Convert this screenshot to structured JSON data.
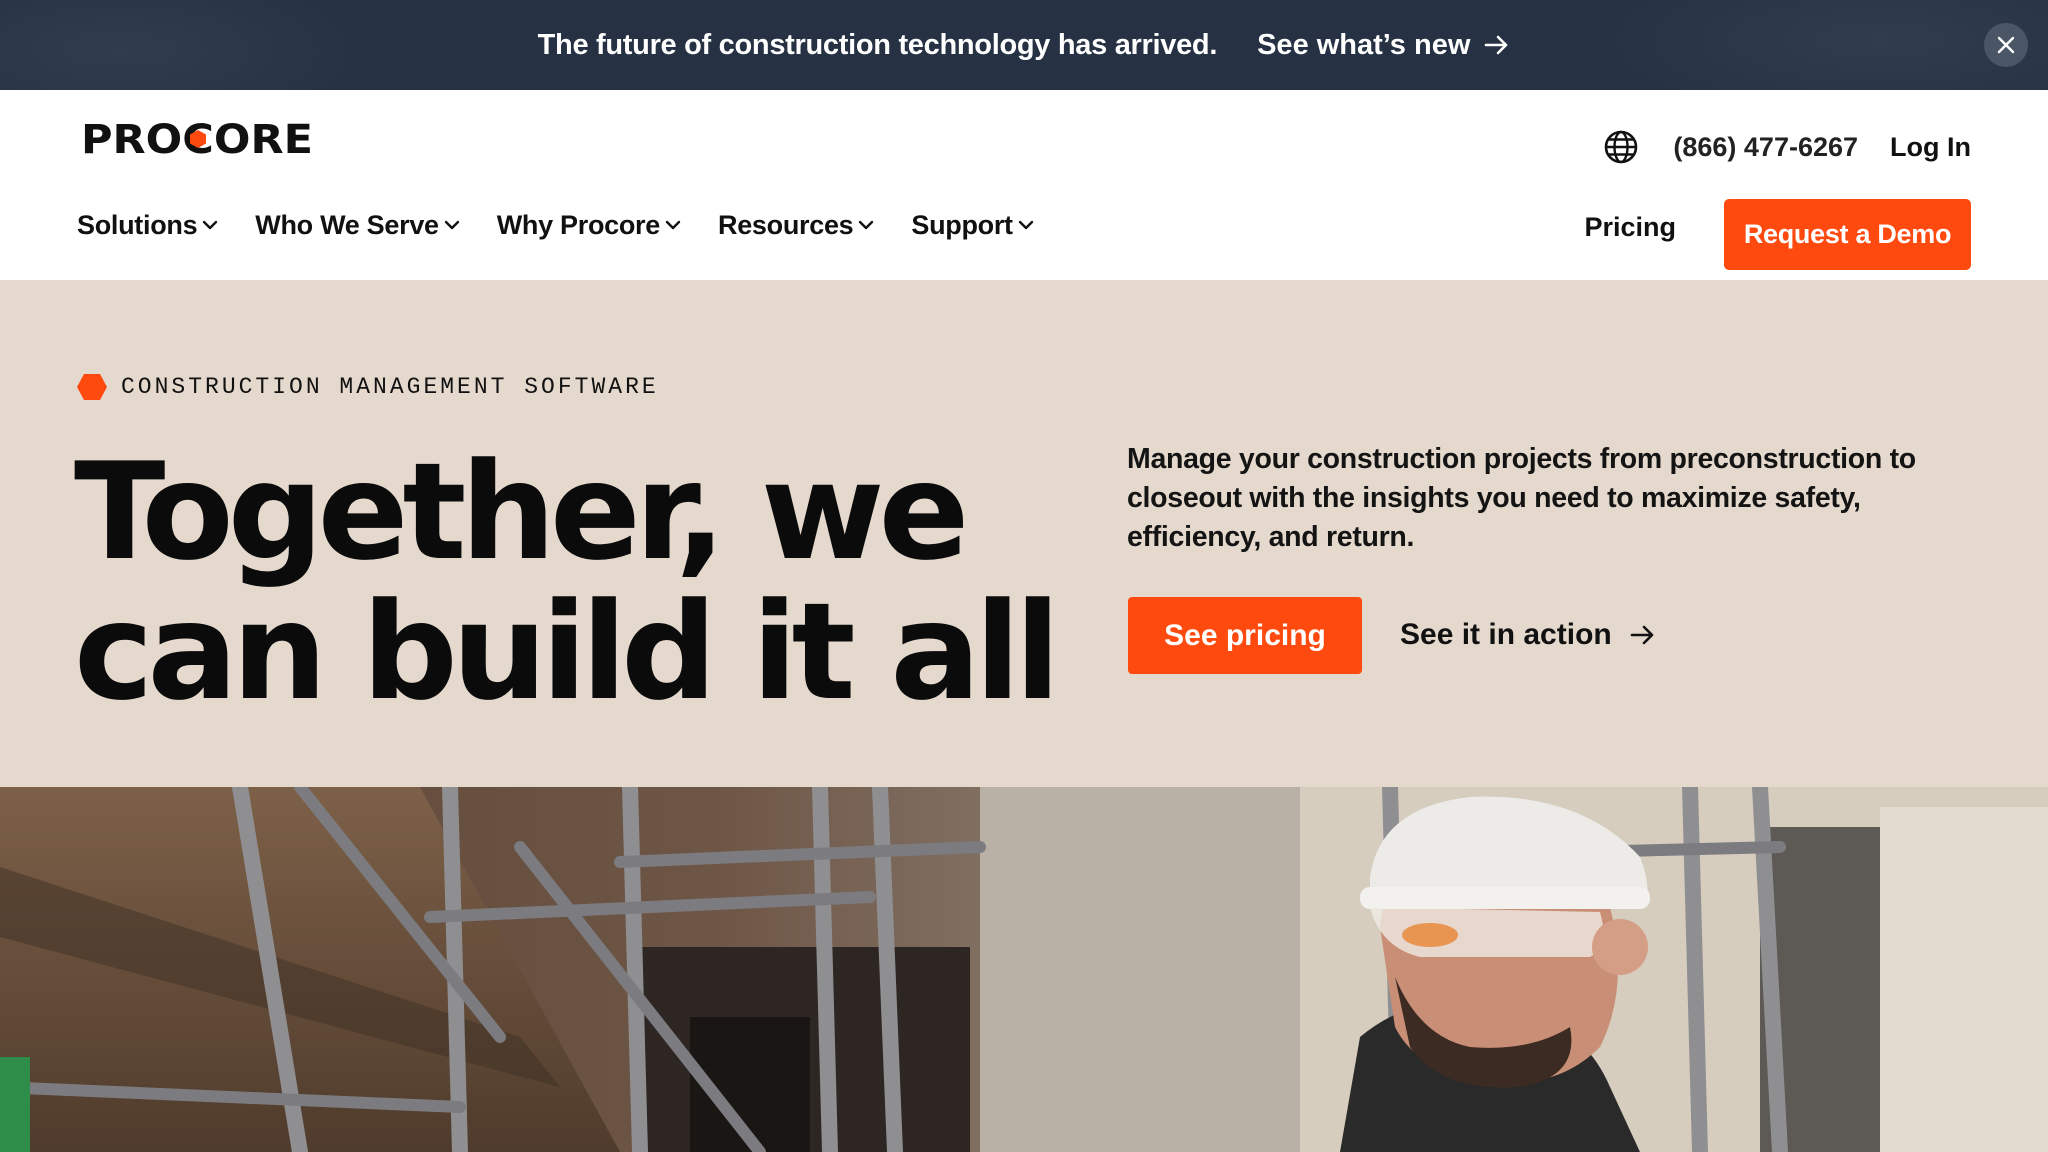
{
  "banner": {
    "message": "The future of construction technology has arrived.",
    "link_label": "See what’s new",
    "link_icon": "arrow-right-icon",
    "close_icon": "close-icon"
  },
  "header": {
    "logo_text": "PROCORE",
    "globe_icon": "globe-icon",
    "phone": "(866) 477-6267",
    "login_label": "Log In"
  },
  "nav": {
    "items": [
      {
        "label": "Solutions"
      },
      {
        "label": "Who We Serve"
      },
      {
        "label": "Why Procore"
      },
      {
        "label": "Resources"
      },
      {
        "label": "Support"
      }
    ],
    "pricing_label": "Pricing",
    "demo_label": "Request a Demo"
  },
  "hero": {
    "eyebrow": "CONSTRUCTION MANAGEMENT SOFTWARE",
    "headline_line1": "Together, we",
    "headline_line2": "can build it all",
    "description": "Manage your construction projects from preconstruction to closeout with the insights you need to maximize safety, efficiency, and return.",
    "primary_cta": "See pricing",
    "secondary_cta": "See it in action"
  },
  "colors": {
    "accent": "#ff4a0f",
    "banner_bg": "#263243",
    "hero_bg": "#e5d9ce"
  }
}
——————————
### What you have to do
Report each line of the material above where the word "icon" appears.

### Result below
    "link_icon": "arrow-right-icon",
    "close_icon": "close-icon"
    "globe_icon": "globe-icon",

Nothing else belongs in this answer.